Jeroboam I, son of Nebat

Jeroboam was an Ephraimite who led the revolt against Rehoboam. As a young man, Jeroboam's industrious character caught the eye of Solomon. He became a trusted servant who was placed in charge of Solomon's northern labor force. Due to Solomon's wholesale endorsement of his foreign wives' idolatries, the LORD sent Ahijah the Shilonite to Jeroboam with a prophesy of judgment. Ahijah tore the new garment upon him into twelve pieces: “And he said to Yarov`am, Take ten pieces; for thus says the LORD, the God of Yisra'el, Behold, I will tear the kingdom out of the hand of Shlomo, and will give ten tribes to you...”

Upon discovery of this ominous event, Solomon sought to kill Jeroboam. He fled to the refuge of Egyptian king Shishak. After Solomon's death, Jeroboam returned from Egypt at the call of the northern tribes. They made him their king and Jeroboam led the revolt against Solomon's son Rehoboam, heir to the Judean throne. God promised Jeroboam a long dynasty (1Ki 11:38) if he would only walk in the righteous ways of David. Unfortunately for Israel, Jeroboam chose a different path.

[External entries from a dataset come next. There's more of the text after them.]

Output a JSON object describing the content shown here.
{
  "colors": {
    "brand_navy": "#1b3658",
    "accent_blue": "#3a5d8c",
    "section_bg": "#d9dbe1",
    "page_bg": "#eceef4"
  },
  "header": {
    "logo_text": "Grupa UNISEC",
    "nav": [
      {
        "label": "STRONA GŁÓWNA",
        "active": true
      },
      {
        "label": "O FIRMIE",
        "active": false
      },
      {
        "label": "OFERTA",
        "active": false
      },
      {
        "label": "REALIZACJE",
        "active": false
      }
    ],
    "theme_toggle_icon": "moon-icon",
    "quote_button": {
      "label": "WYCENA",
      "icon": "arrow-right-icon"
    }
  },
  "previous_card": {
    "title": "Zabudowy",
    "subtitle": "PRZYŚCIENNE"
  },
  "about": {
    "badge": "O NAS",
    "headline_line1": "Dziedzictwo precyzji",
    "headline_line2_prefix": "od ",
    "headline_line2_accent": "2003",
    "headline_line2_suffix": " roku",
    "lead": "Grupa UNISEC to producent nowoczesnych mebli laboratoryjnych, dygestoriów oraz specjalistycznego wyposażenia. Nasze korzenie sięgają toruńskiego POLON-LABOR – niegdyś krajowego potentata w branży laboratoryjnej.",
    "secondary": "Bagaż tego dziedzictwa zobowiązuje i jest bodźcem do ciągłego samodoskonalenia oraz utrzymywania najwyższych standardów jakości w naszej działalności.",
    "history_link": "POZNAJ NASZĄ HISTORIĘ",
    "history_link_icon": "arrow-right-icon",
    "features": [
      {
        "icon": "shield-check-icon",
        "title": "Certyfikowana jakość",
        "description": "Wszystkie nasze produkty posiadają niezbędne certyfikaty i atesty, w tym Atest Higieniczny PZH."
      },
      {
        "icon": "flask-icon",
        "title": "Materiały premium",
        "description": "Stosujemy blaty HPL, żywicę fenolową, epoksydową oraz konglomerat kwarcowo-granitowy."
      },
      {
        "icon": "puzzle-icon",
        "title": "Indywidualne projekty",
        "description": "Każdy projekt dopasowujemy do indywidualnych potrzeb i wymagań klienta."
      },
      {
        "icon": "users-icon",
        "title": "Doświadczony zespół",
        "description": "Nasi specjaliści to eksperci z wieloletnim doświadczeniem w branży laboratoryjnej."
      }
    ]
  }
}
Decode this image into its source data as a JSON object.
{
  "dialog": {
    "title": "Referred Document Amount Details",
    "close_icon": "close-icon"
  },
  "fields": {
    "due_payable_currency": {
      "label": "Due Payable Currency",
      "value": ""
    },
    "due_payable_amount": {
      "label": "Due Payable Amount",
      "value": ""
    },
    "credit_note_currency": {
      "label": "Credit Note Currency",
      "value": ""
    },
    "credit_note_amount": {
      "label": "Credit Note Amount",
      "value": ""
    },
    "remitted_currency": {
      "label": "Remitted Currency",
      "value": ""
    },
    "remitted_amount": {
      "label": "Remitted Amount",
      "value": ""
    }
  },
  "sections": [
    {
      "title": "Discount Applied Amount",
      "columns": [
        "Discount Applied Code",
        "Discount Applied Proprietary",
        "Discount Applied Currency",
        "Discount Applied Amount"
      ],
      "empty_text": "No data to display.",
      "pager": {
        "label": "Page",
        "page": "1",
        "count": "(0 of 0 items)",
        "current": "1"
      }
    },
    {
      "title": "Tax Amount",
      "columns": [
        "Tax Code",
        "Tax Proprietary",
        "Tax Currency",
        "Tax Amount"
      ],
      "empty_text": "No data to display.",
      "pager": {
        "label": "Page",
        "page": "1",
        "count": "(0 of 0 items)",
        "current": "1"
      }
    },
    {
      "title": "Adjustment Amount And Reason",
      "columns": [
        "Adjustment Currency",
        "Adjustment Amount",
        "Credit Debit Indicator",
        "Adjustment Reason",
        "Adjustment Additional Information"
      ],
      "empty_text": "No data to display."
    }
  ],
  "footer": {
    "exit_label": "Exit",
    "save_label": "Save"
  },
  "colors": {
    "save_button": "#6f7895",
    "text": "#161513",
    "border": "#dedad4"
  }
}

Fearing a return of allegiance by the people to the house of David, Jeroboam had two golden calves fashioned and set up in Beth-el and Dan. He declared by quoting Aaron (Exo 32:4): “Behold your gods, O Israel, who brought you up out of the land of Egypt.”

Jeroboam established the city of Shechem in Mount Ephraim as an alternate to Jerusalem. A non-Levitical priesthood was inaugurated to serve in the high places and facilitate worship of the golden calf. He instituted a non-Biblical feast to be celebrated on the fifteenth day of the eighth month. Jeroboam's deceptions worked because he made it convenient for the children of Israel to sin. By adopting his carefully crafted “replacement” theology, they could skip the thrice yearly journey to Jerusalem as was commanded in the Torah.

Once when Jeroboam stood at the idolatrous altar in Bethel (1Ki 13:1-6) to burn incense, a man of God from Judah appeared and spoke a prophesy of ultimate judgment upon his false practices and priests. Jeroboam put forth his hand to grab the man, but it was immediately smitten by God and withered to a stump. The idol altar was miraculously overturned as a confirmatory sign that a future king of Judah would be born named Josiah, a righteous king who would carry out the decreed judgment (the prophecy was fulfilled indeed, three centuries hence - 2Ki 23:15). Jeroboam begged the prophet for the restoration of his hand, but despite God's mercy in restoring it, he proceeded to ignore the divine warning.

Sadly, the satanic masterstroke of his vain imagination doomed not only Jeroboam's own house, but all of Israel for the next two and a half centuries. Over every successive king of Israel the Scripture records a variation of this epitaph: “And he did that which was evil in the sight of the LORD: he did not depart from the sins of Yarov`am the son of Nevat, with which he made Yisra'el to sin.”